Don’t be the next victim. Get secure now!
The following questions relate to cybersecurity and customers’ data:
- What information do we have on file for our customers?
- Is this Personal Identifiable Information (PII)?
- Do we absolutely need to keep all of this data on hand?
- When was the last time we purged old or outdated customer records?
It’s important to regularly audit your customer data to ensure cybersecurity. Review which systems store your customers’ data, including CRM packages, accounting systems, file-sharing systems, and your website. This will help you identify any potential risks and take steps to protect your customer data.
Here are some things to consider when it comes to the security of your systems:
- Can you make them more secure? One way to do this is by using multi-factor authentication.
- When was the last time your systems were checked for security risks? If you can’t remember, then it’s been too long.
- Are we running the latest version of the software/system? Older versions tend to have security issues that are patched in new versions.
- Have you performed a penetration test to see how secure your system is?
Conduct a security audit of your systems.
- Make sure to tell your IT team about any staff changes.
- Accounts that are no longer in use should be deactivated to avoid potential security risks.
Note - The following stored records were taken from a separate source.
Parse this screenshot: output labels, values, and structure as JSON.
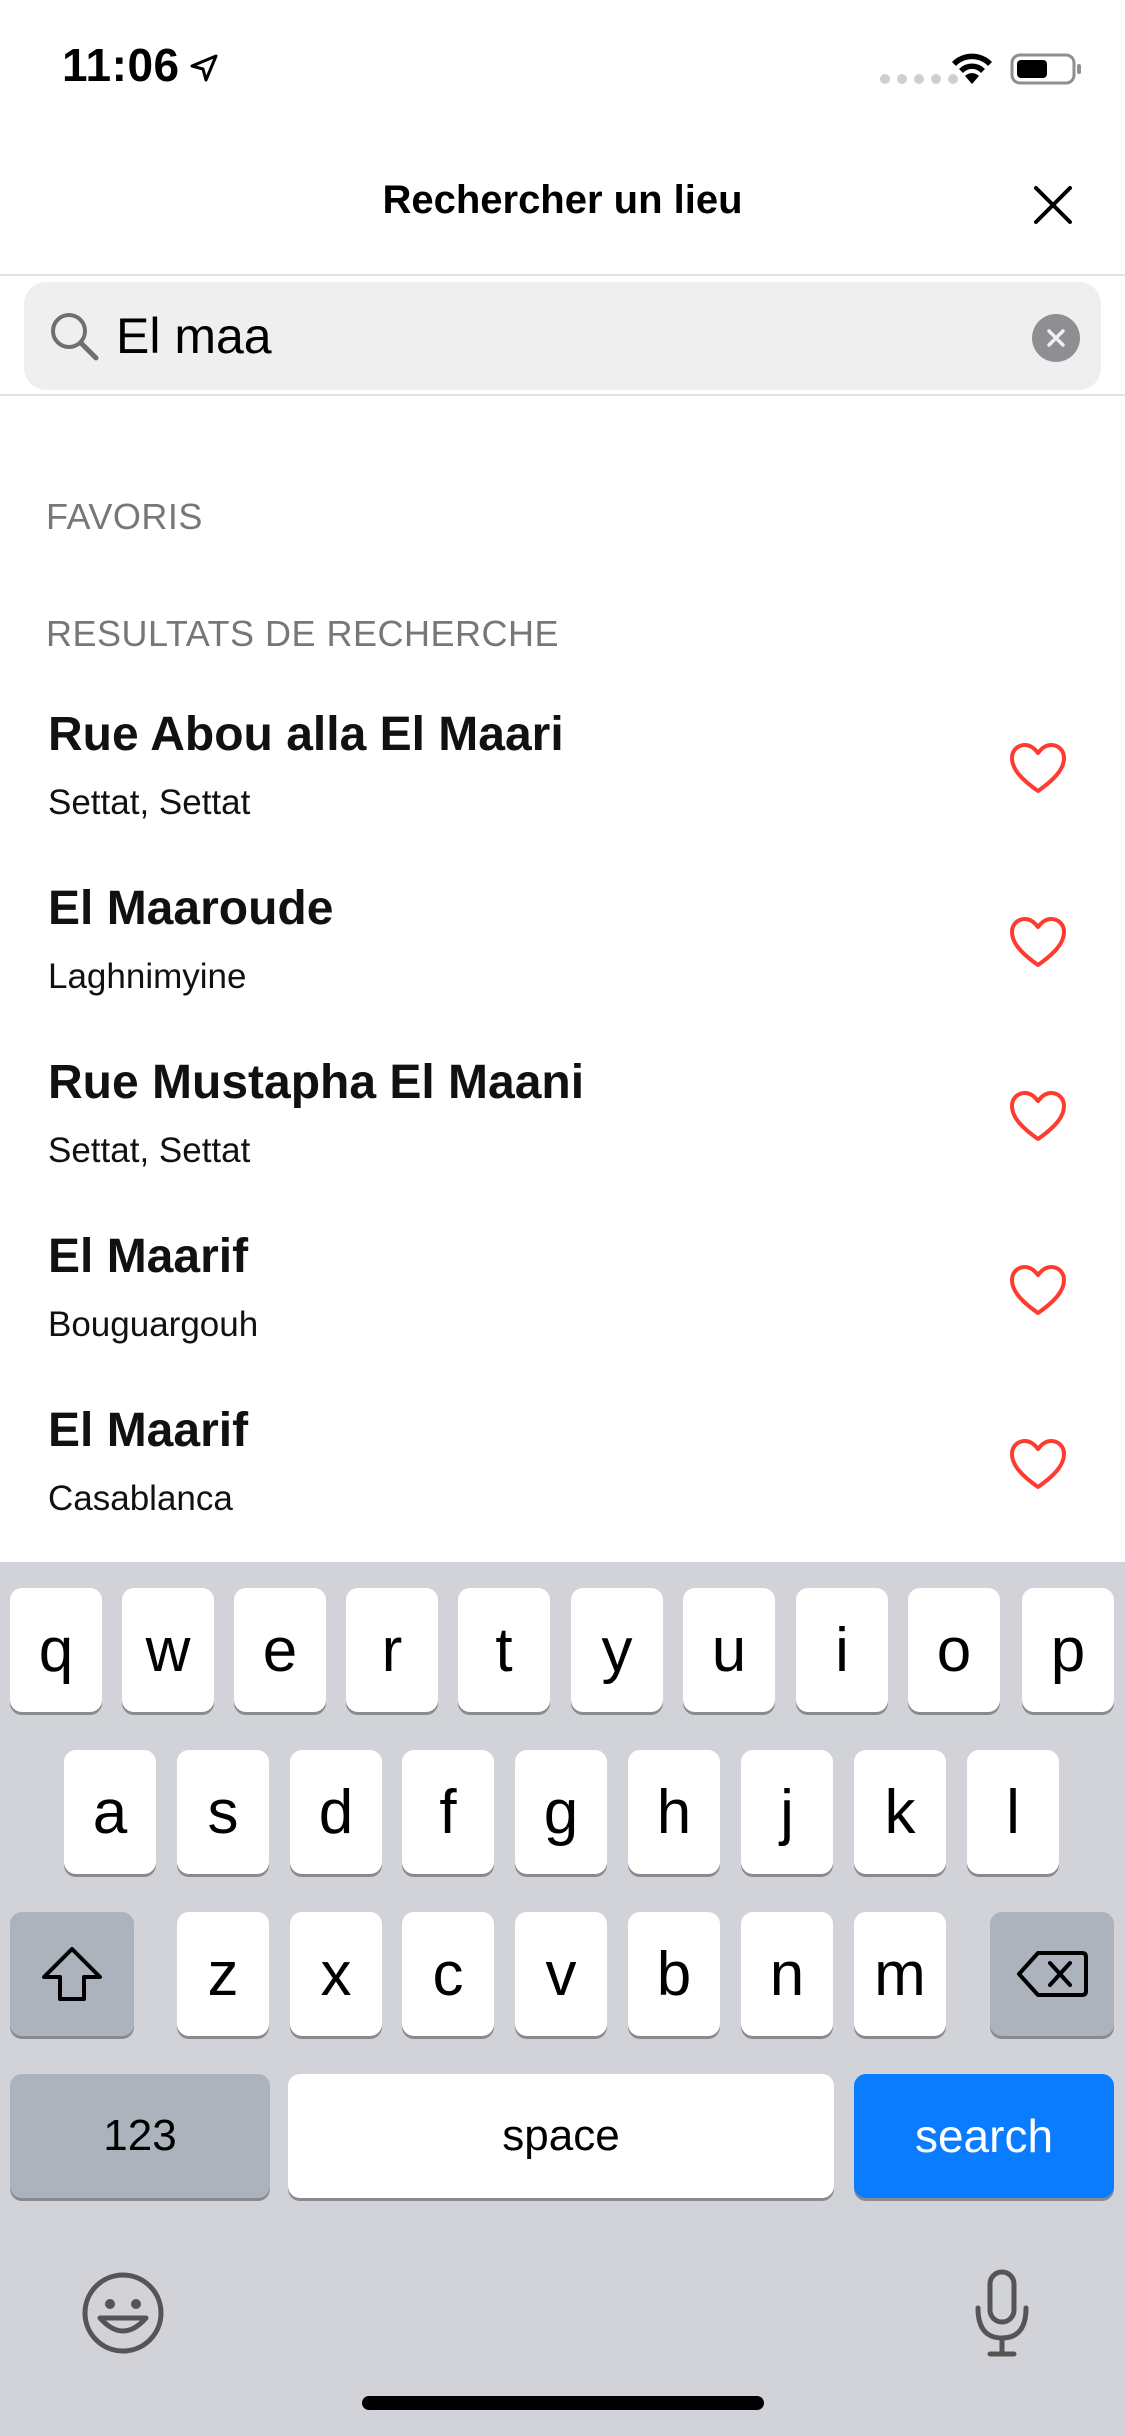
{
  "status_bar": {
    "time": "11:06",
    "icons": [
      "location-arrow-icon",
      "cellular-signal-icon",
      "wifi-icon",
      "battery-icon"
    ]
  },
  "header": {
    "title": "Rechercher un lieu",
    "close_icon": "close-icon"
  },
  "search": {
    "value": "El maa",
    "placeholder": "",
    "icon": "search-icon",
    "clear_icon": "clear-icon"
  },
  "sections": {
    "favorites_title": "FAVORIS",
    "results_title": "RESULTATS DE RECHERCHE"
  },
  "results": [
    {
      "name": "Rue Abou alla El Maari",
      "subtitle": "Settat, Settat"
    },
    {
      "name": "El Maaroude",
      "subtitle": "Laghnimyine"
    },
    {
      "name": "Rue Mustapha El Maani",
      "subtitle": "Settat, Settat"
    },
    {
      "name": "El Maarif",
      "subtitle": "Bouguargouh"
    },
    {
      "name": "El Maarif",
      "subtitle": "Casablanca"
    }
  ],
  "colors": {
    "heart": "#ff3b30",
    "search_key": "#0a7cff",
    "keyboard_bg": "#d1d3d9"
  },
  "keyboard": {
    "row1": [
      "q",
      "w",
      "e",
      "r",
      "t",
      "y",
      "u",
      "i",
      "o",
      "p"
    ],
    "row2": [
      "a",
      "s",
      "d",
      "f",
      "g",
      "h",
      "j",
      "k",
      "l"
    ],
    "row3": [
      "z",
      "x",
      "c",
      "v",
      "b",
      "n",
      "m"
    ],
    "numbers_label": "123",
    "space_label": "space",
    "action_label": "search"
  }
}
- Review your accounts to see if anyone has too much access and make changes as needed.
- To best protect your company, educate and train employees on cybersecurity defence mechanisms, as well whenever possible test their skills.
You should take action to remove unauthorised access and train your staff on cybersecurity protocols. If you share customer or client information with your suppliers, or if you grant them access to your systems.
Check your partners and suppliers to make sure they are meeting your expectations.
Consider the implications of a data breach at your company. If confidential information was leaked, would you be in compliance with Australian law? Data breaches are not uncommon, and many companies are ill-prepared to deal with them. Don’t hope for the best – plan for the worst by considering the possibility that someone already has access to your systems who should not.